Rankings of future Islamic VC hubs

Vladimir Malenko
3 min readJul 20


Dubai. Photo by Ahmed Aldaie

This article was first published in IFN Volume 20 Issue 28 dated the 12th July 2023.

In April 2023 we at FairFin initiated a study to determine what it takes to create an Islamic venture capital hub. We asked 42 Islamic finance professionals to rank 10 centers of Shariah finance according to 10 different criteria (the cities were rated from 1 to 10). In this article I would like to present our ranking methodology and the resulting table.

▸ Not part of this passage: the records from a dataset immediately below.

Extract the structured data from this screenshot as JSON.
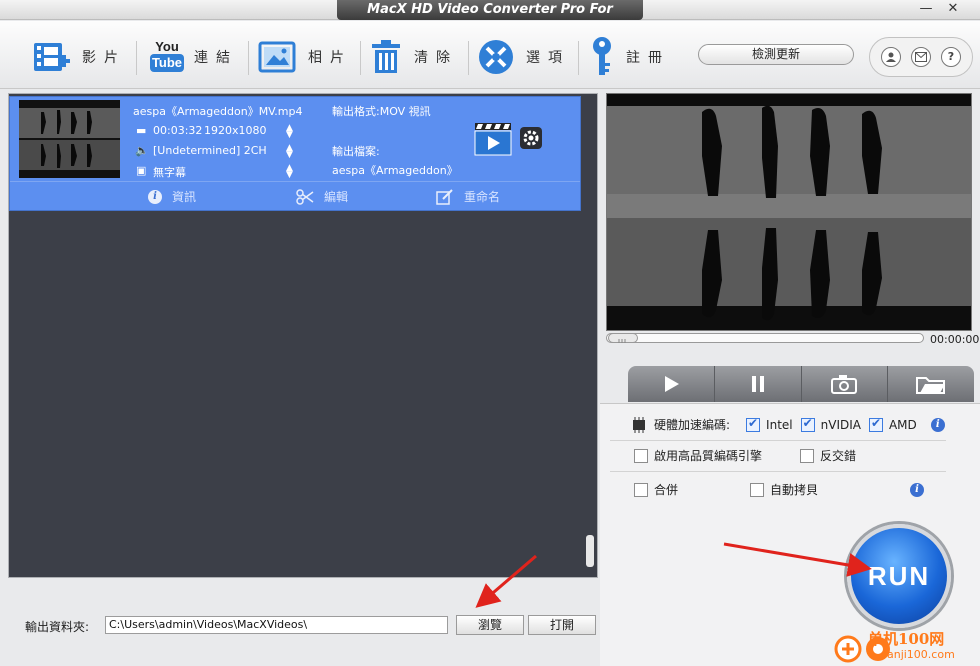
{
  "window": {
    "title": "MacX HD Video Converter Pro For Windows",
    "minimize_glyph": "—",
    "close_glyph": "✕"
  },
  "toolbar": {
    "items": [
      {
        "label": "影片",
        "icon": "film-add-icon"
      },
      {
        "label": "連結",
        "icon": "youtube-icon",
        "icon_text_top": "You",
        "icon_text_bottom": "Tube"
      },
      {
        "label": "相片",
        "icon": "photo-icon"
      },
      {
        "label": "清除",
        "icon": "trash-icon"
      },
      {
        "label": "選項",
        "icon": "tools-icon"
      },
      {
        "label": "註冊",
        "icon": "key-icon"
      }
    ],
    "check_update_label": "檢測更新",
    "right_icons": [
      "user-icon",
      "mail-icon",
      "help-icon"
    ],
    "help_glyph": "?"
  },
  "file_item": {
    "filename": "aespa《Armageddon》MV.mp4",
    "duration": "00:03:32",
    "resolution": "1920x1080",
    "audio": "[Undetermined] 2CH",
    "subtitle": "無字幕",
    "output_format": "輸出格式:MOV 視訊",
    "output_file_label": "輸出檔案:",
    "output_file_name": "aespa《Armageddon》MV",
    "actions": {
      "info": "資訊",
      "edit": "編輯",
      "rename": "重命名"
    },
    "info_glyph": "i"
  },
  "player": {
    "time": "00:00:00",
    "progress": 0,
    "controls": [
      "play-icon",
      "pause-icon",
      "camera-icon",
      "folder-icon"
    ]
  },
  "options": {
    "hw_accel_label": "硬體加速編碼:",
    "intel_label": "Intel",
    "intel_checked": true,
    "nvidia_label": "nVIDIA",
    "nvidia_checked": true,
    "amd_label": "AMD",
    "amd_checked": true,
    "hq_engine_label": "啟用高品質編碼引擎",
    "hq_engine_checked": false,
    "deinterlace_label": "反交錯",
    "deinterlace_checked": false,
    "merge_label": "合併",
    "merge_checked": false,
    "autocopy_label": "自動拷貝",
    "autocopy_checked": false,
    "info_glyph": "i"
  },
  "run_button_label": "RUN",
  "output": {
    "folder_label": "輸出資料夾:",
    "folder_path": "C:\\Users\\admin\\Videos\\MacXVideos\\",
    "browse_label": "瀏覽",
    "open_label": "打開"
  },
  "watermark": {
    "text": "单机100网",
    "url": "danji100.com"
  },
  "colors": {
    "item_selected": "#5c8ff0",
    "list_bg": "#3c3f48",
    "run_blue": "#1a67d8",
    "arrow_red": "#e0231c",
    "watermark_orange": "#ff7a1a"
  }
}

The ranked cities were — Kuala Lumpur, Jakarta, Bandar Seri Begawan, London, New York, Dubai, Abu Dhabi, Riyadh, Manama and Doha. So, I am proud to present the “Islamic VC Development Matrix 10X10” (each factor lists top 3 contenders):

I. The status of the local economy and financial literacy. In countries with large Muslim population the economy must generate sufficient demand for startups’ Shariah compliant services. Dubai — 9.3, Riyadh — 9.0, Kuala Lumpur — 8.5.

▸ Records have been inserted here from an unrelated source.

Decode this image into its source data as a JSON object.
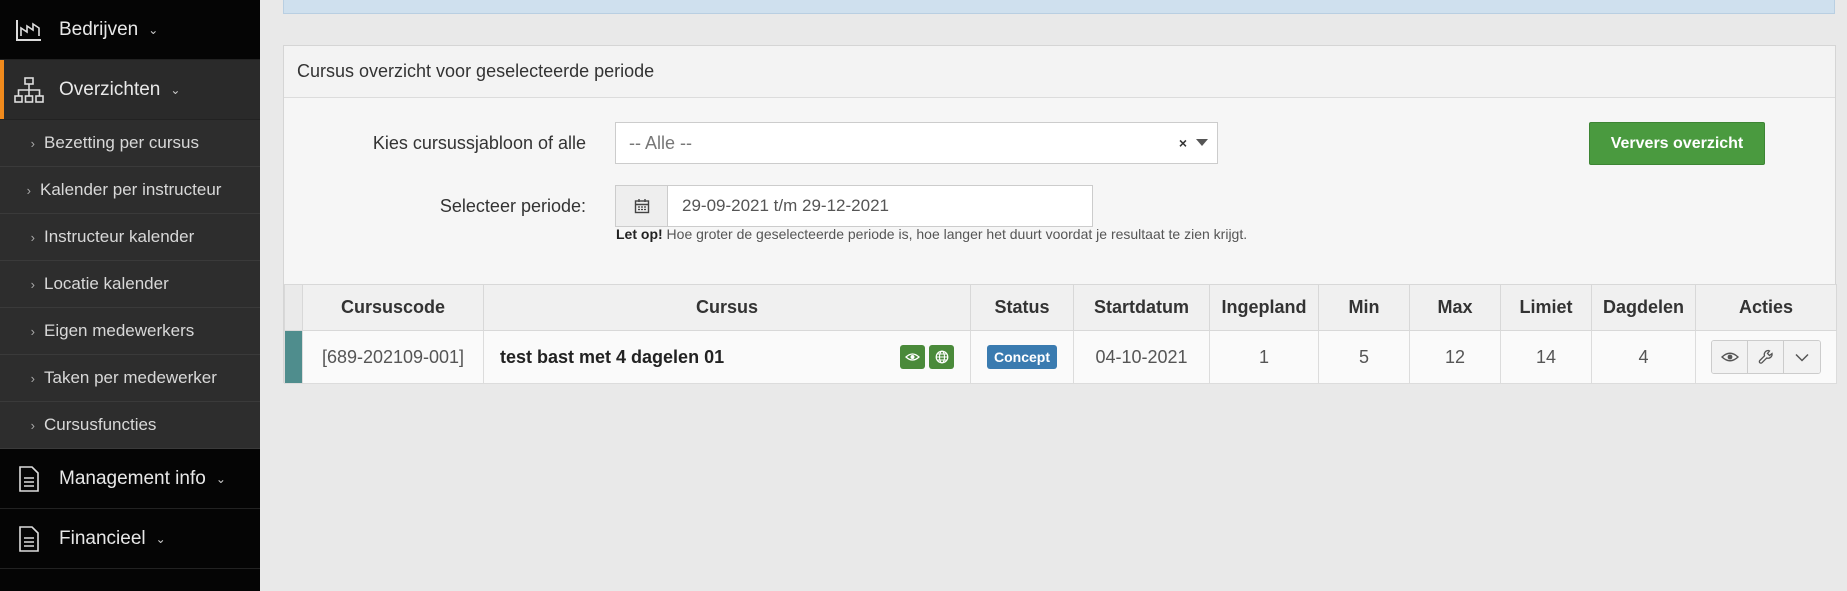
{
  "sidebar": {
    "items": [
      {
        "label": "Bedrijven",
        "icon": "chart-line-icon"
      },
      {
        "label": "Overzichten",
        "icon": "sitemap-icon"
      },
      {
        "label": "Management info",
        "icon": "document-icon"
      },
      {
        "label": "Financieel",
        "icon": "document-icon"
      }
    ],
    "subitems": [
      "Bezetting per cursus",
      "Kalender per instructeur",
      "Instructeur kalender",
      "Locatie kalender",
      "Eigen medewerkers",
      "Taken per medewerker",
      "Cursusfuncties"
    ],
    "accent_color": "#f08a1c"
  },
  "panel": {
    "title": "Cursus overzicht voor geselecteerde periode",
    "template_label": "Kies cursussjabloon of alle",
    "template_value": "-- Alle --",
    "refresh_button": "Ververs overzicht",
    "period_label": "Selecteer periode:",
    "period_value": "29-09-2021 t/m 29-12-2021",
    "note_bold": "Let op!",
    "note_text": " Hoe groter de geselecteerde periode is, hoe langer het duurt voordat je resultaat te zien krijgt."
  },
  "table": {
    "headers": [
      "Cursuscode",
      "Cursus",
      "Status",
      "Startdatum",
      "Ingepland",
      "Min",
      "Max",
      "Limiet",
      "Dagdelen",
      "Acties"
    ],
    "rows": [
      {
        "code": "[689-202109-001]",
        "course": "test bast met 4 dagelen 01",
        "status": "Concept",
        "start": "04-10-2021",
        "planned": "1",
        "min": "5",
        "max": "12",
        "limit": "14",
        "parts": "4"
      }
    ]
  },
  "colors": {
    "button_green": "#4a9a3f",
    "badge_blue": "#3a7bb0",
    "row_strip": "#4f8d8d"
  }
}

II. The presence of an ambitious and visionary development programs. Among the most popular examples are Saudi Vision 2030, Abu Dhabi Economic Vision 2030 and Malaysia’s 12th 5-year Economic Plan. Riyadh — 9.1, Abu Dhabi — 7.8, Dubai — 7.8.

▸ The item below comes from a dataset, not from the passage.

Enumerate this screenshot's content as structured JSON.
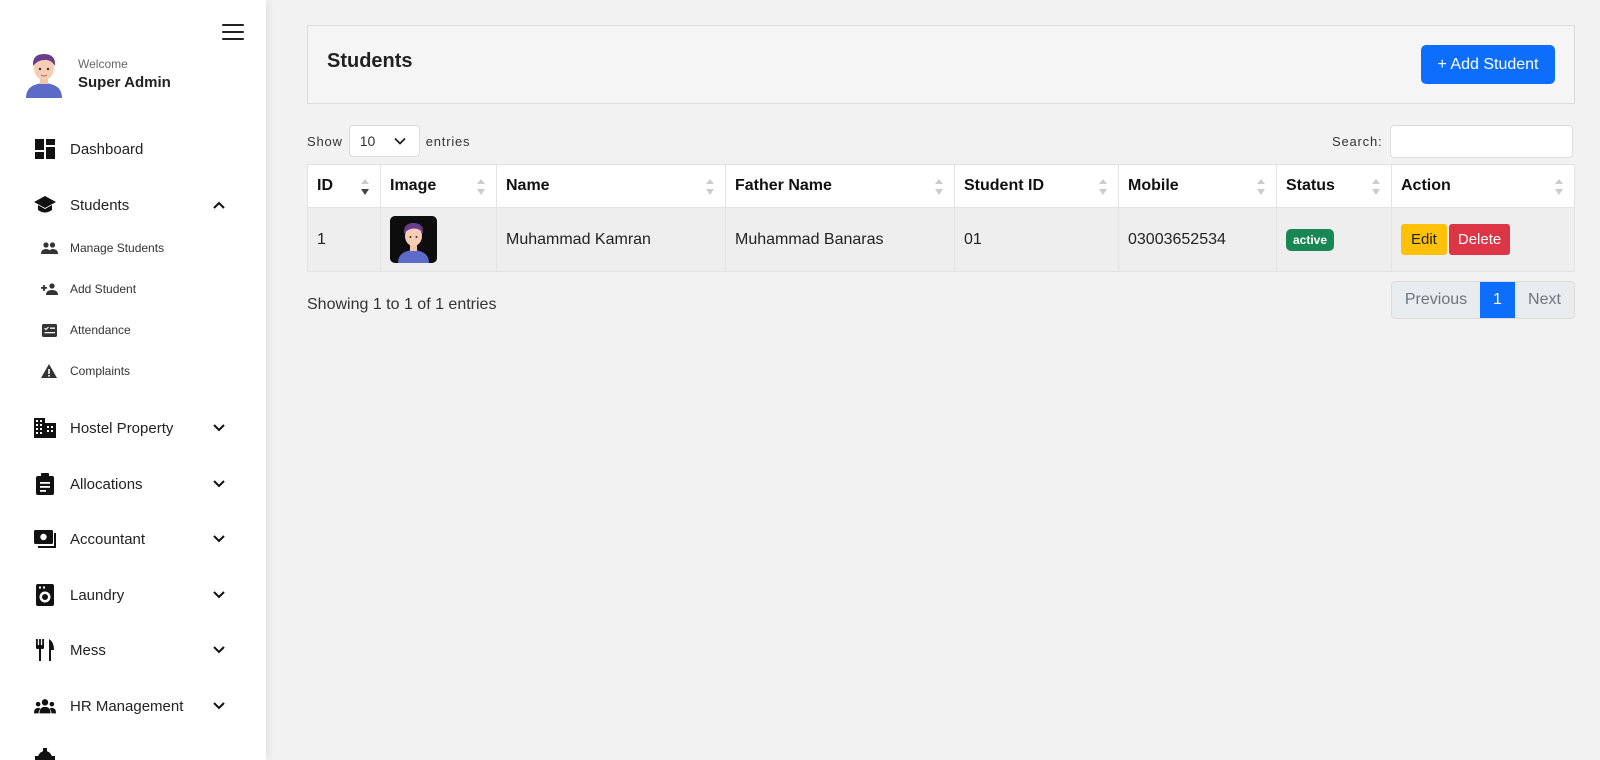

Riyadh, Saudi Arabia

III. The regulation. Islamic finance regulation varies dramatically from country to country, and so far, many attempts for unifications have not been very effective. Dubai — 6.6, Kuala Lumpur — 5.4, Manama — 5.3.

IV. Focus on specific industries. Islamic tech is broadly based on fintech. So, the areas of concentration are mainly limited to payment solutions, crowdfunding, investment advisory, takafultech and cryptos. Kuala Lumpur — 8.0, Dubai — 7.9, London — 7.8.

Kuala Lumpur. Photo by Izuddin Helmi Adnan

V. Access to talent. Many Islamic VC centers, except for London and Kuala Lumpur do not have world-class universities and research centers. But abundant wealth may place them on the recipient end of “brain-drains”. Dubai — 9.3, Manama — 8.8, Kuala Lumpur — 8.7.

VI. Availability of high-tech fetwas. The pool of religious scholars who are “tech-savvy” and can render an opinion on blockchain, cryptocurrency and digital application is rather small. Kuala Lumpur — 8.4, Jakarta — 8.1, London — 8.1.

VII. Sources of funding. They usually include venture capital funds, angel investors and government sponsorship. This is one of the most important factors that is still dominated by government assistance. Riyadh — 9.1, Dubai — 8.6, Kuala Lumpur — 7.8.

VIII. Government support. Malaysia Digital Economy Corporation (MDEC) or Abu Dhabi Growth Fund (ADG) are the primes examples. Riyadh — 8.9, Kuala Lumpur — 8.2, Abu Dhabi — 8.0.

IX. Average firm size. There is a very slow pace of adopting Islamic fintech by established banks and financing companies. So, the economies built on medium sized enterprises with massive competition are more conducive to the development of Islamic tech companies. Jakarta — 8.3, Kuala Lumpur — 8.0, London — 7.8.

X. Livability and infrastructure. Given that a large segment of Islamic entrepreneurs is comprised of expatriates, this factor may become the key one. Dubai — 8.9, London — 8.8, Kuala Lumpur — 8.6.

Jakarta. Photo by Sulthan Auliya

The resulting table contains average scores that may predict which cities are better positioned to become Islamic VC hubs (Riyadh is ranked surprisingly high):